The death toll in one of the deadliest earthquakes to strike Afghanistan in two decades is approaching 3000, Taliban officials confirmed. Source: NCR Online.
The 6.3 magnitude earthquake struck on October 7, 40 kilometres west of Herat city in the western Herat province.
Initial assessments of the United Nations indicated that the quake caused deaths across eight villages. Mahal Wadakah was the worst affected village.
Rescuers said they had found a further 350 bodies late on Sunday after officials previously put the death toll at 2445, The Guardian reported.
Following the initial quake, which struck at about 11am local time, several aftershocks have occurred, with tremors felt in neighbouring Badghis and Farah provinces, according to OCHA, the UN humanitarian office.
“Once again, children and families in Afghanistan have been affected by a devastating earthquake, this time in western Herat province,” UNICEF Afghanistan said in a post on X, formerly known as Twitter, on October 7.
The presence of Church charity organisations is close to zero with the Taliban government, an official from one of the Catholic organisations told OSV News. Some try to work with local partners, however.

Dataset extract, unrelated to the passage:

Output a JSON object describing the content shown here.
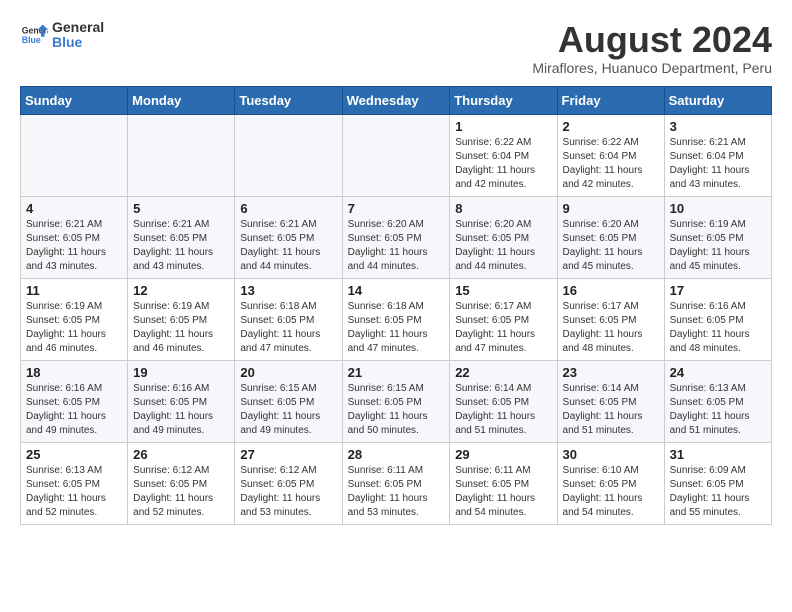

“Our humanitarian partners have begun relief efforts, sending medical and trauma support to regional hospitals, as well as emergency shelter, food assistance and other supplies to the affected area,” Anne Bousquet, Catholic Relief Services’ country representative for Afghanistan told OSV News over email. CRS is the international relief and development agency of the Church in the United States.
“CRS, along with other humanitarian organisations, are participating in assessments to determine the scale of the damage and needs in Herat to identify where CRS can best support the response efforts.”
Earthquakes are a regular phenomenon in a country that often experiences seismic activity.